**Data for the task**:

-=-=-=-=-

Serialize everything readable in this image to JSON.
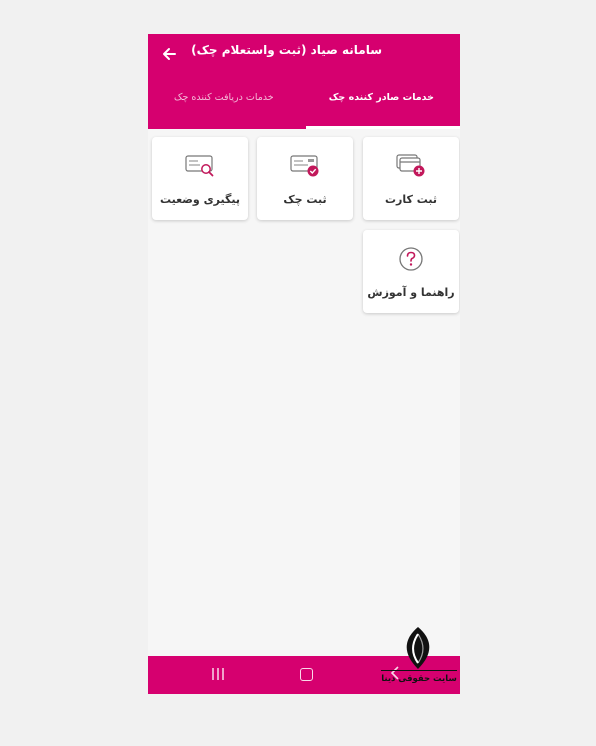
{
  "header": {
    "title": "سامانه صیاد (ثبت واستعلام چک)",
    "back_icon": "arrow-back-icon"
  },
  "tabs": [
    {
      "label": "خدمات صادر کننده چک",
      "active": true
    },
    {
      "label": "خدمات دریافت کننده چک",
      "active": false
    }
  ],
  "services": [
    {
      "label": "ثبت کارت",
      "icon": "card-add-icon"
    },
    {
      "label": "ثبت چک",
      "icon": "check-register-icon"
    },
    {
      "label": "پیگیری وضعیت",
      "icon": "check-search-icon"
    },
    {
      "label": "راهنما و آموزش",
      "icon": "help-icon"
    }
  ],
  "navbar": {
    "icons": [
      "recents-icon",
      "home-icon",
      "back-icon"
    ]
  },
  "watermark": {
    "text": "سایت حقوقی دینا",
    "icon": "leaf-logo-icon"
  },
  "colors": {
    "accent": "#d6006f",
    "background": "#f6f6f6",
    "card": "#ffffff"
  }
}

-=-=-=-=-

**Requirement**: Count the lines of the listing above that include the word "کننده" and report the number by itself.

**Answer for the task**: 2